[Component data from apps and pages]
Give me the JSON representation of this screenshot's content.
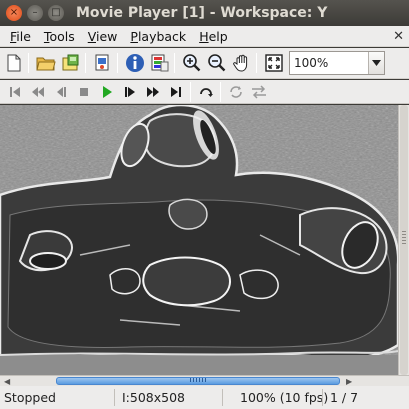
{
  "window": {
    "title": "Movie Player [1] - Workspace: Y",
    "buttons": {
      "close": "×",
      "minimize": "–",
      "maximize": "□"
    }
  },
  "menu": {
    "items": [
      {
        "label": "File",
        "mnemonic": "F",
        "rest": "ile"
      },
      {
        "label": "Tools",
        "mnemonic": "T",
        "rest": "ools"
      },
      {
        "label": "View",
        "mnemonic": "V",
        "rest": "iew"
      },
      {
        "label": "Playback",
        "mnemonic": "P",
        "rest": "layback"
      },
      {
        "label": "Help",
        "mnemonic": "H",
        "rest": "elp"
      }
    ],
    "close_glyph": "✕"
  },
  "toolbar": {
    "icons": [
      "new-file-icon",
      "open-folder-icon",
      "export-icon",
      "copy-workspace-icon",
      "info-icon",
      "colormap-icon",
      "zoom-in-icon",
      "zoom-out-icon",
      "pan-hand-icon",
      "fit-window-icon"
    ],
    "zoom_value": "100%"
  },
  "playback": {
    "icons": [
      "go-first-icon",
      "step-back-icon",
      "play-backward-icon",
      "stop-icon",
      "play-icon",
      "step-forward-icon",
      "fast-forward-icon",
      "go-last-icon",
      "loop-icon",
      "repeat-icon",
      "swap-direction-icon"
    ],
    "play_color": "#22a822"
  },
  "status": {
    "state": "Stopped",
    "size": "I:508x508",
    "zoom_fps": "100% (10 fps)",
    "frame": "1 / 7"
  },
  "colors": {
    "titlebar": "#3c3b37",
    "panel": "#edeceb",
    "scroll_accent": "#5a9be0"
  }
}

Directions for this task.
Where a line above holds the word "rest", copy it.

Answer for the task.
        "rest": "ile"
        "rest": "ools"
        "rest": "iew"
        "rest": "layback"
        "rest": "elp"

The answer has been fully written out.